The really good news coming out of the Builders’ Show last week was energy. There was a lot of it at Design & Construction Week in Las Vegas, where the International Builders' Show, Kitchen and Bath Industry Show and window shading shows came together.
And why not? The outlook for homebuilding hasn't been this good in years. The National Association of Home Builders (NAHB) expects that home sales and prices will each rise about 5 percent in 2014 and that housing starts will post a 20 percent gain. That’s about the best news the homebuilding market has had in a while.
There are several reasons for these gains. An expected 3 percent economic growth in the United States will translate into income growth for families and put more money in consumers’ pockets. Mortgage rates remain relatively low. And there’s pent-up demand.
One of the big reasons for all this homebuilding optimism is energy—or more precisely, the conservation thereof. “Consumers are showing heightened interest in conservation and saving energy,” says NAHB’s chief economist David Crowe.
Building energy-efficient and green homes during the economic downturn has helped the construction industry differentiate itself. Many consumers now expect energy efficiency in a new house. And now that the economy has perked up, smart homebuilders aren’t going away from it.
What Happens Now?
“Now what happens is that we’re finding a bifurcated industry,” says Harvey M. Bernstein, vice president of Industry Insights and Alliances at McGraw Hill Construction, which has released its 2014 Green Home Builders and Remodelers Study. “Those who did green now continue to grow, while others who have gotten back into the market will be moving into green.”
According to the survey, last year 23 percent of new home construction was “green,” resulting in a $36 billion business, up from 20 percent of homes and $25 billion in 2012. McGraw Hill projects the green home market to be worth an estimated $83 billion to $105 billion in 2016. And by 2018, it says 62 percent of homebuilders will construct 60 percent of their portfolios as green homes.
McGraw Hill defines a green home as one conforming with ICC 700 National Green Building Standard to be energy-efficient, water efficient, resource-efficient and having improved air quality.
So why the continued drive toward green?
“Energy efficiency is the number one driver,” says Matt Belcher, of Hibbs Homes in Wildwood, Mo., and co-chair of NAHB’s Energy & Green Subcommittee. “Now it’s growing beyond that to water conservation,” especially as severe drought is affecting many parts of the American West and inspiring more water conservation measures in California.

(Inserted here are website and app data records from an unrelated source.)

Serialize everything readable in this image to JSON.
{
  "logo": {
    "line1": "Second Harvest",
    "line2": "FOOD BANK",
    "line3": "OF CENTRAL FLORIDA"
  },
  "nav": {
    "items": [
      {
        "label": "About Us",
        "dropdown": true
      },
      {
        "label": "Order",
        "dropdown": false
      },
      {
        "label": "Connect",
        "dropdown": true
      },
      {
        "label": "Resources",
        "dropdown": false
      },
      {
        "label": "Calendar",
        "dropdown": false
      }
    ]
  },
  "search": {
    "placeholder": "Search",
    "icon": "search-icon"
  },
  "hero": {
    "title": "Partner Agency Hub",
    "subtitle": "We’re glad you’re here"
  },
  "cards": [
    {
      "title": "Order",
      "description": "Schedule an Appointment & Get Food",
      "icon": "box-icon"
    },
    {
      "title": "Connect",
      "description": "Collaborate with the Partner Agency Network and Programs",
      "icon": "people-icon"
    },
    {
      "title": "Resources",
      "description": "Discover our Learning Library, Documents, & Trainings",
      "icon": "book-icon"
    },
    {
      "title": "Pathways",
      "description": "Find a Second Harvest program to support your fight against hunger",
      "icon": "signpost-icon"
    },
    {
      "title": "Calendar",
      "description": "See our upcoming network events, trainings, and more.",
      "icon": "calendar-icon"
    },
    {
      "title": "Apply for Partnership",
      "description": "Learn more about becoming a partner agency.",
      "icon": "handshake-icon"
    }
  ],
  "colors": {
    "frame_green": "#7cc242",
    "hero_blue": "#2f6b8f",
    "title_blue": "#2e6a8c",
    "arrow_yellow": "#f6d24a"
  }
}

The Heart of Efficiency
All of this movement toward energy efficiency, of course, means more home technologies—from efficient HVAC systems to water saving measures to renewable energy sources, energy monitoring and management systems and smart home and automation systems that save energy by turning systems and devices off when not in use.
The profusion of technology means that homes today can be sold differently—or does it?
“A whole new generation of homebuyers (Gen Y) are used to automation,” says Belcher. “You just have to demonstrate the cost effectiveness.”
Will Consumers Buy In?
The McGraw-Hill study finds that more than two-thirds of homebuilders (68 percent) and 84 percent of remodelers say their customers will pay more for green. On average, builders say their clients will spend 3 percent more on green homes and 5 percent more on green remodels.
“They are perfectly willing to pay more as long as it saves them money,” says the NAHB’s Crowe.
That can often be the most difficult part of the proposition. So what do green builders like Belcher do? “We sell the monthly payment. By far the biggest cost of owning a home is its operation and maintenance.” By rolling the cost of efficiency into a mortgage, homebuyers save on their monthly utility bills and feel good about helping the environment.
Green Means Marketing
Building green makes marketing homes easier as well. Some 51 percent of homebuilders say it’s easier to market a green versus a non-green home and 63 percent of those say green is easier to market if they build 30 percent or more of their homes green. The experience clearly pays off.
Renewable energy sources such as solar and geothermal are becoming an important part of the story, says Bernstein. Interestingly, only 13 percent of builders in the study include solar photovoltaic (PV) in 2013, which should rise to 52 percent in three years. Solar thermal and geothermal fared a little better in 2013, with wind power lagging, but the biggest gains should be found in solar PV.
To say that renewables represent a part of the homebuilding market poised for robust growth may be an understatement.
As for builders just getting into energy-efficiency and green, let’s put it this way: A Performance Home Zone at the Builders’ Show attracted 400 attendees crammed into the space at one time. Energy efficiency and water conservation are becoming more than relevant. They are far more than trends. They now are essential and dynamic drivers pushing homebuilding forward and to greater gains.
“Those [builders] re-entering the market and not knowing enough about green—they don't know how to sell it [yet],” says Bernstein.
Perhaps those renewed builders should seek their niches in renewable energy systems. If so, here’s to your newfound power! Pun intended.